Analysts at Chapel Hill Denham however forecast 11.1% year on year growth in non-interest income for financial year 2020. Akinsola stated that management’s cautious lending and continued focus on driving revenue from the agent banking network will likely support stronger non-interest income as the economy gradually reopens and consumer spending improves.

In spite of the upside, analysts estimated that net interest margin and asset quality could remain under pressure till year end.

 “We expect the low interest rate environment to continue to impact net interest margin (NIM) negatively in H2-20E and estimate that NIM will decline by 60bps”, analysts said.

 Notably, NIM moderated to 6.8% in H1-20 from 7.5% in H1-19, despite the 40bps drop in cost of funds, as the decline in yield on assets was sharper at -60bps. Chapel Hill projected that lender will sustained mobilisation of cheap deposits drive in the year due to aggressive marketing.

The breakdown of the results indicated that cheap deposits accounted for 87.2% of total customer deposits in H1-20 from 85.7% in the comparable period in 2019, which analysts considered as an upside risk to net interest margin. Analysts forecast that cost of risk will rise to 3.5% in 2020 from 3.2% previously after the spike to 3.0% in H1-20 from 2.3% in H1-19.

However, it was noted that higher impairments recorded in H1-20 were due to the translation impact of foreign currency loans – which was up 49.0% from 45.8% in H1-19 – after devaluation of the Naira and weak macro conditions.

Amid cautious lending, the management indicated intention to continue to actively pursue recoveries of loans written off. Chapel Hill stated that limited exposures to sectors that will be mainly impacted by COVID-19 as well as restructuring of the loan book are upsides for asset quality in 2020.

 Analysts at Chapel Hill maintain BUY rating on FBNH, but cut our 12-month TP by 4.5% to ₦8.27, which translates to an expected total return of 71.6%, comprises capital gain of 64.1% and dividend yield of 7.5%.

 ”Yes, ordinarily First Bank is supposed to bounce back to profitability by now since most of the bad debts that they provided for they have almost completely recovered from the provisions. So, the losses have already been booked and they have already taken all the hair cut arising from all the losses. We were expecting that this year they will emerge from those losses and move into the positive terrain. But for this crisis now, and I think the Covid-19 crisis may also have adversely affected them just like every other organ of the economy has been affected.

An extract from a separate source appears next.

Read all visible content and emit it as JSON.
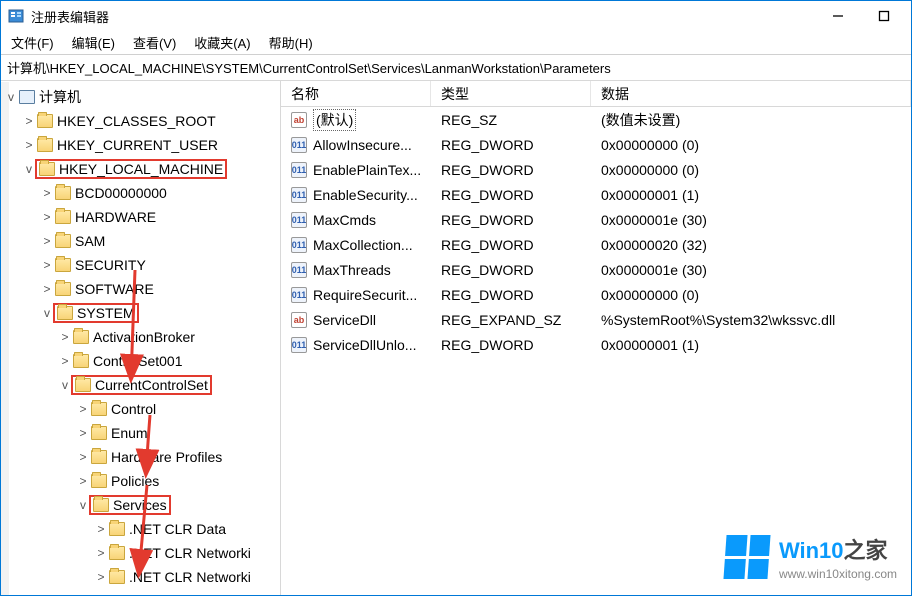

But what has affected them may just be systemic and not particular to the bank itself. However, I think the bank is stronger now than it was last year” said David Adonri, Managing Director, HighCap Securities Ltd.

We have no grounds currently to fault him.